Last Thursday, retired biologist Leslie Bishop delivered a letter with 228 signatures to Gov. Eric Holcomb’s office. Bishop and other scientists say the state is logging too much and damaging a sensitive ecosystem.
“Animals, plants, shrubs, mosses, lichens, fungi, microbes, you know, the whole soil system all the way up to the tops of trees, there’s this incredible diversity of organisms,” Bishop says.
According to the Indiana Forest Alliance, commercial logging in state forests increased 400-percent since 2002. Bishop says the state needs to act quickly to protect older forests.
“It’s like every single area that does have mature forest is being logged,” she says.
The Indiana Division of Forestry will auction 300 acres of the Yellowwood/Morgan-Monroe State Forest Back Country Area, which has some trees that are 150-years-old.

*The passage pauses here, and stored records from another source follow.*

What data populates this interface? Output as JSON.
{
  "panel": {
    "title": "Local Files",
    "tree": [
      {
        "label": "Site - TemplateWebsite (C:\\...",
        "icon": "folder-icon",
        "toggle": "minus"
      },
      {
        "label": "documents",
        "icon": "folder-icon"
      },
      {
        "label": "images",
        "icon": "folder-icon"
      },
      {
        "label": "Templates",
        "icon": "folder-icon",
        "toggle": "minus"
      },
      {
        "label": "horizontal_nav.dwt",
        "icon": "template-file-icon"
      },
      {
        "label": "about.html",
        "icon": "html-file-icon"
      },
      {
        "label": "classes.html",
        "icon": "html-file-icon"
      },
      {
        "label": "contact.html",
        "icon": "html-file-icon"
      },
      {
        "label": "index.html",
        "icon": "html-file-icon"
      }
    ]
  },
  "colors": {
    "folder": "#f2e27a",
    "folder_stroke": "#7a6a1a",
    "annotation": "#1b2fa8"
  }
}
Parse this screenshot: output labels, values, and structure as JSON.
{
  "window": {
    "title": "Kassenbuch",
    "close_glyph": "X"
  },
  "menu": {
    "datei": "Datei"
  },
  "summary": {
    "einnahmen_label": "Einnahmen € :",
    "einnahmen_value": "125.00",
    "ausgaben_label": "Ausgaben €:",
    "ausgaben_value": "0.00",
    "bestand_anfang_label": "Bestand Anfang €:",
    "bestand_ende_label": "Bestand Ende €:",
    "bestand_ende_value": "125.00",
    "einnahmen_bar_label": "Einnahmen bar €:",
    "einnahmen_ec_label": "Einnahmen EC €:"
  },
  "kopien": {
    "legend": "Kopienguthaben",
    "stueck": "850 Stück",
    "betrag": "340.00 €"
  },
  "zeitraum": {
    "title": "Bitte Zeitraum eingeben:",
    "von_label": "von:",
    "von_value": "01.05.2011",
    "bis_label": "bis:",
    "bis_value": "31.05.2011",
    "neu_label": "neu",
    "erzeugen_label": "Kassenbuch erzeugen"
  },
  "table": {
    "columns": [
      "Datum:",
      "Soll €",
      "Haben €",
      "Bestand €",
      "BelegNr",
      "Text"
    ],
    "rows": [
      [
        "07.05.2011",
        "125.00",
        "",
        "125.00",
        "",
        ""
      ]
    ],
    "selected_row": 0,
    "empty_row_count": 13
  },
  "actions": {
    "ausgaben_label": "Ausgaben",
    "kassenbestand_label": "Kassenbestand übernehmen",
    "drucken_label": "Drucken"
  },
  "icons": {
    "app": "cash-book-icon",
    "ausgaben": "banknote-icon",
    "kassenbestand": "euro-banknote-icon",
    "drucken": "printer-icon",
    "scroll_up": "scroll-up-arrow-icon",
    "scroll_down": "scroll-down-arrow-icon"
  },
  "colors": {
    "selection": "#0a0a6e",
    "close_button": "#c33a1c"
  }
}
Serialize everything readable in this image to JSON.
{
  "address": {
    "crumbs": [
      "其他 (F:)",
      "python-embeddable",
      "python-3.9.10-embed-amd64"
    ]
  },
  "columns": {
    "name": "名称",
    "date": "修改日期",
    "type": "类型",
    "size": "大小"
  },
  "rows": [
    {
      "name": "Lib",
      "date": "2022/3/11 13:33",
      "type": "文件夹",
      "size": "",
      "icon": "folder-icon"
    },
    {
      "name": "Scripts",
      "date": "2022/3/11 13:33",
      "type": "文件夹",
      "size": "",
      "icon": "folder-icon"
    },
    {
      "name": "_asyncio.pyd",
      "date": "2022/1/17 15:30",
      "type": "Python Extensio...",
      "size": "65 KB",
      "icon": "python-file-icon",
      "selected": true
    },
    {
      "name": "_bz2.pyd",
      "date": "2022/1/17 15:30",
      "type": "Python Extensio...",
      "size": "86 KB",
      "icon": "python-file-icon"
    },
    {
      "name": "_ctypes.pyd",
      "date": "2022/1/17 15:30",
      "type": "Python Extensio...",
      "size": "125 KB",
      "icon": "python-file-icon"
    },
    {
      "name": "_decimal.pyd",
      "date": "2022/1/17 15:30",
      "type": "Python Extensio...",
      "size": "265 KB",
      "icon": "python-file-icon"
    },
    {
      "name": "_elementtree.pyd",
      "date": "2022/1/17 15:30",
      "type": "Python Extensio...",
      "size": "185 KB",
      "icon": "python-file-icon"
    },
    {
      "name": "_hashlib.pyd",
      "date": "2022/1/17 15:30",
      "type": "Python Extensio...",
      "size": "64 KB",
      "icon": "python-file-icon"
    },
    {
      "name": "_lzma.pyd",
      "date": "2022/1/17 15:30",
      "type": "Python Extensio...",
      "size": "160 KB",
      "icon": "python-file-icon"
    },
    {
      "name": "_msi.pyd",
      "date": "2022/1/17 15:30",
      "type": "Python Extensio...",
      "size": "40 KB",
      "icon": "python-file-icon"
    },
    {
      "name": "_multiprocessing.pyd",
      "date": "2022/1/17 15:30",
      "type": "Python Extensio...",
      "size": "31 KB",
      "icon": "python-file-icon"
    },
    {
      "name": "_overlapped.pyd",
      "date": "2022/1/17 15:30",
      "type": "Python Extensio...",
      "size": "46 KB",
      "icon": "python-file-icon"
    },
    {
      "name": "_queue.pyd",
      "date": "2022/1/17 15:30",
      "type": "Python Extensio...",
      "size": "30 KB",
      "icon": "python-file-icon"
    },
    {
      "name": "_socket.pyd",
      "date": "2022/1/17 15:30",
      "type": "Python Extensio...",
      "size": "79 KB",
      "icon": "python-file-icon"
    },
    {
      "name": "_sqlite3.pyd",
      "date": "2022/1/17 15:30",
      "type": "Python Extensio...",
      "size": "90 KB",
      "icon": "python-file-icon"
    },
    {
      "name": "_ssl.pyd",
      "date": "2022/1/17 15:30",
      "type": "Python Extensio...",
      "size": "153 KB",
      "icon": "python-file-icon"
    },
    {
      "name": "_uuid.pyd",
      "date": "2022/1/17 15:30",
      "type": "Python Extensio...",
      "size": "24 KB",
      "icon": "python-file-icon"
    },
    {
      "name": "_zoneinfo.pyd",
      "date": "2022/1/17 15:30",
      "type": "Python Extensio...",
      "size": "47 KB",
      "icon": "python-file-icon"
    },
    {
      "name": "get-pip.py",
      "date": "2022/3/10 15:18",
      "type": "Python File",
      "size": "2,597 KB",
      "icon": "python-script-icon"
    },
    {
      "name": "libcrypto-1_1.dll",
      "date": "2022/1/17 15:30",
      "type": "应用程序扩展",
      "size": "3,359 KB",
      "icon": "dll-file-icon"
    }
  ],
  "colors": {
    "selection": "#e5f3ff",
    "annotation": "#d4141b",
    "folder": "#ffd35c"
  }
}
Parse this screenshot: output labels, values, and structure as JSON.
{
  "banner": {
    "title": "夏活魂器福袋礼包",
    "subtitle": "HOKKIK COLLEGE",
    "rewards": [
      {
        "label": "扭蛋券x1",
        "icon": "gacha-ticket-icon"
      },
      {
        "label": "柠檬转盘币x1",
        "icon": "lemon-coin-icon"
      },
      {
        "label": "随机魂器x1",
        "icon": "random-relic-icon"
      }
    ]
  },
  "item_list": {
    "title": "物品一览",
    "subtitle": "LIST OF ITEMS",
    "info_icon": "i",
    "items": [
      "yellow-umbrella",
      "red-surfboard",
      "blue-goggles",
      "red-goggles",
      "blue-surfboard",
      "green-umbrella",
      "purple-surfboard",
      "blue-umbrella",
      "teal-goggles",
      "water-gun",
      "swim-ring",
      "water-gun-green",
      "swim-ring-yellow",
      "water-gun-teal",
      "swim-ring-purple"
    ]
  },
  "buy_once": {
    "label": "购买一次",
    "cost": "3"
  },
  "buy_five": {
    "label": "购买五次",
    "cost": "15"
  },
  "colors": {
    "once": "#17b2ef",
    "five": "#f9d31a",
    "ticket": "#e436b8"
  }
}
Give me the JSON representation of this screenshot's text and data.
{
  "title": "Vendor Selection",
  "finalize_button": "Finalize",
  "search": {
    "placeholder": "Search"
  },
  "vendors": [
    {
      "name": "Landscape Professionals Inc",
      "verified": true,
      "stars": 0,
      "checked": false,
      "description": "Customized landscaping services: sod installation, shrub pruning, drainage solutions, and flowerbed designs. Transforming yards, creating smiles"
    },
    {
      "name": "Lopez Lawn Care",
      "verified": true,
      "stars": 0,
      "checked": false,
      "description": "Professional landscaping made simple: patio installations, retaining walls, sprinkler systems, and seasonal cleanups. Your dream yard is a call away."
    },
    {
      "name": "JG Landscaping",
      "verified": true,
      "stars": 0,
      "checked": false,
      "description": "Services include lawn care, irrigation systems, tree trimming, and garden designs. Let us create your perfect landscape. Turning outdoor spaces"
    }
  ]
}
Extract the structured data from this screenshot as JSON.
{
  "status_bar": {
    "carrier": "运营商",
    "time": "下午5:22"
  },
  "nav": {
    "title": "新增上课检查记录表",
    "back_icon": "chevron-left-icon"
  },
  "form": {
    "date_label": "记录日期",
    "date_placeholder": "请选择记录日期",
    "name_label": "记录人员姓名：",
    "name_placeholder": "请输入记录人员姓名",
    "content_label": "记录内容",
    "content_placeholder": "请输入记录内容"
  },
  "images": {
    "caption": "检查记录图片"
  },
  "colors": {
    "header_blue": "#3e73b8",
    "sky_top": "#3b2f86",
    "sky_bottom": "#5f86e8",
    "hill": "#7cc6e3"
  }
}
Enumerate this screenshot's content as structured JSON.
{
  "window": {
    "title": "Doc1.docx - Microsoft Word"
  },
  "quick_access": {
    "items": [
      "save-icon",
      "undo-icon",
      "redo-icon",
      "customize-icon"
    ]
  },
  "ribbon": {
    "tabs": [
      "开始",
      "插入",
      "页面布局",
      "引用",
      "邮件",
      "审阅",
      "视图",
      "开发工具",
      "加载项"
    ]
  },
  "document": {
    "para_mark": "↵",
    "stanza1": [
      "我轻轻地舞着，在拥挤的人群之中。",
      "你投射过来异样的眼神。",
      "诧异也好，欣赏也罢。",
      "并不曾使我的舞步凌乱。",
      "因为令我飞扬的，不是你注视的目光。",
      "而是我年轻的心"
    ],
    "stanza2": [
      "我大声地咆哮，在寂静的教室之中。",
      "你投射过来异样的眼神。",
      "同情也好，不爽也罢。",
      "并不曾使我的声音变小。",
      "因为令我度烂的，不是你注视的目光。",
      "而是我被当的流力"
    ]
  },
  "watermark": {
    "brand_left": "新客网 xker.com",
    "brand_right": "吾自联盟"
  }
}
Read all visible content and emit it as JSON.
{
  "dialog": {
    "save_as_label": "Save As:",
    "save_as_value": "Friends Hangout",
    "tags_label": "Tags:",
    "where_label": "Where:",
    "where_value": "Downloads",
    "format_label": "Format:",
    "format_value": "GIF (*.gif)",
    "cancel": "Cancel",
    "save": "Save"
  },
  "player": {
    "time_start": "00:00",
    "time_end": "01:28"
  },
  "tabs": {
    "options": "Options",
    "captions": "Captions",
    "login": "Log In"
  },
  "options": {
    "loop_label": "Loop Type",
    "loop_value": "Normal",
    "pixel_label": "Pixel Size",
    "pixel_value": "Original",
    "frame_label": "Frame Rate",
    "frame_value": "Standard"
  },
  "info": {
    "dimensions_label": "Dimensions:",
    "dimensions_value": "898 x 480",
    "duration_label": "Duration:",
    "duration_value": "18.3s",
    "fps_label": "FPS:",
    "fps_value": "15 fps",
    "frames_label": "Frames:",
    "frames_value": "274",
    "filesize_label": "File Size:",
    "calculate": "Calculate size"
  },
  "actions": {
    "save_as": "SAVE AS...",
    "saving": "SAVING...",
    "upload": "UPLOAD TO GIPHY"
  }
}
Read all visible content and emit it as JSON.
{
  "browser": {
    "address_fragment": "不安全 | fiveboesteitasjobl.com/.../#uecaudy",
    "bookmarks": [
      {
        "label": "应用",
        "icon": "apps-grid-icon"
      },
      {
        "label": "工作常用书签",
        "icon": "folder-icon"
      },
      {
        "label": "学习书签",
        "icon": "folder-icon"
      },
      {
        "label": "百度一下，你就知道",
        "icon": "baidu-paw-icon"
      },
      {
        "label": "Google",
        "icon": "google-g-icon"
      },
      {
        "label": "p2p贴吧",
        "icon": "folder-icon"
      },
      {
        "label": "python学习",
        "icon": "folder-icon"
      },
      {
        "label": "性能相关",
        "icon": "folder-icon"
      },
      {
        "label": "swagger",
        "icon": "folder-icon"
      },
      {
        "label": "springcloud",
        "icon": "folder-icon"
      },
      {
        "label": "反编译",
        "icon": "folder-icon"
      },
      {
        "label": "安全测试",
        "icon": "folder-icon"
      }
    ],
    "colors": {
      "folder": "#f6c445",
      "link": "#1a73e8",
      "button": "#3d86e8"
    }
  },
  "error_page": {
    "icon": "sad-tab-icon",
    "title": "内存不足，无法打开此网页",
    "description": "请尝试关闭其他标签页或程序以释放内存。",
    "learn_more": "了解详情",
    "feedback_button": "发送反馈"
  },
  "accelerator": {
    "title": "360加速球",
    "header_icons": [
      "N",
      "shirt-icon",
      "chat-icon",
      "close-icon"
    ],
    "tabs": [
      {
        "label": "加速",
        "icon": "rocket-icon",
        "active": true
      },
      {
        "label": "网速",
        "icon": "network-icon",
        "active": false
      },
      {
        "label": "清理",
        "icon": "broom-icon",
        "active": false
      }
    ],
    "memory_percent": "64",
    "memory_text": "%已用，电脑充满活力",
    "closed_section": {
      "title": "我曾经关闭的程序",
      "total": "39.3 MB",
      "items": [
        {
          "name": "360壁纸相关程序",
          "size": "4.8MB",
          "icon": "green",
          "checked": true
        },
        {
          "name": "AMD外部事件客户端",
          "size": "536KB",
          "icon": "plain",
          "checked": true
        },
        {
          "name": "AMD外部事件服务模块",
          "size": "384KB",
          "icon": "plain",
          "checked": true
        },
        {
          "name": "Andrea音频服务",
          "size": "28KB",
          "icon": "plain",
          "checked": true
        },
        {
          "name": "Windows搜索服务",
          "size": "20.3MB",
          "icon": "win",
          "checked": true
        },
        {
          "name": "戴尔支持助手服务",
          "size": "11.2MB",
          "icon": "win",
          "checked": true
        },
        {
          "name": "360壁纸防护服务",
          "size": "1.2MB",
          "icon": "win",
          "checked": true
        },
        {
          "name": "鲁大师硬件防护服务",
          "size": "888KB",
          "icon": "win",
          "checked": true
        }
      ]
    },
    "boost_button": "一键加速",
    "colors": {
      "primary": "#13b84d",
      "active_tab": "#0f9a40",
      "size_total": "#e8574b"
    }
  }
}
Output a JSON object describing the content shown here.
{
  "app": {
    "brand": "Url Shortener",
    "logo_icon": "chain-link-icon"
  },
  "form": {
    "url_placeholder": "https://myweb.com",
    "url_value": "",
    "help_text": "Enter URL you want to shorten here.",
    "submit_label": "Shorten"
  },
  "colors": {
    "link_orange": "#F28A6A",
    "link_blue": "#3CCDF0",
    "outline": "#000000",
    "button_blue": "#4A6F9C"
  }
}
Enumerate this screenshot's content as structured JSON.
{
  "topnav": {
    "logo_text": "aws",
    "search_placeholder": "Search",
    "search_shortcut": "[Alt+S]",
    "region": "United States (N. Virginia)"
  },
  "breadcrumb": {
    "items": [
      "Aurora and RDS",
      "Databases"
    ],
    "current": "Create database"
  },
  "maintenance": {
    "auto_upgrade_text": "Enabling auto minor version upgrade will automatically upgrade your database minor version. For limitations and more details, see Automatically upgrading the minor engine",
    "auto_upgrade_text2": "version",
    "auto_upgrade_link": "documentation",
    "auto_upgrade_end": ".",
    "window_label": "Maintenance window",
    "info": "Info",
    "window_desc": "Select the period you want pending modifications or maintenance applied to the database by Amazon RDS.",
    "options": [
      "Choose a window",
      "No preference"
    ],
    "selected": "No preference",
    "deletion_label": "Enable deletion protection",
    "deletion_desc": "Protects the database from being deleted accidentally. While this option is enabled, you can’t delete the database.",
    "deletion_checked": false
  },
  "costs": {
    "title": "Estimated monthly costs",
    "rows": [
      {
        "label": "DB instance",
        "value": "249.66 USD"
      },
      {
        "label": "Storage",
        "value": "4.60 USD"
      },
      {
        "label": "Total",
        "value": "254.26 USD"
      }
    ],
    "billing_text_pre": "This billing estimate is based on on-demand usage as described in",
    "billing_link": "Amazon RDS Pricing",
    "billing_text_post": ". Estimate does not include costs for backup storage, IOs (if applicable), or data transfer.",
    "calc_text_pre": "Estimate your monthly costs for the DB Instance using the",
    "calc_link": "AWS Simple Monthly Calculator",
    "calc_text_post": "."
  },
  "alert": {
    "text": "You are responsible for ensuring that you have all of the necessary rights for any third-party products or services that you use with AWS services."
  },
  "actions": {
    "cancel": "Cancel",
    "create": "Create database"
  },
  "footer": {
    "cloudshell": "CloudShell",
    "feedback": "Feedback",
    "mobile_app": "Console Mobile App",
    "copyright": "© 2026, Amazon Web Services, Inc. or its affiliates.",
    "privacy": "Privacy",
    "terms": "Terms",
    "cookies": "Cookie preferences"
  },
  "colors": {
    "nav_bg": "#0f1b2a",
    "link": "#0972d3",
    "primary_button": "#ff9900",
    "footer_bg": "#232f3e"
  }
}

Department of Natural Resources spokesperson Marty Benson says the increase in logging is, quote, “due to historically low harvest levels a decade ago,” and that state forest recreation income is up even as logging rates increase.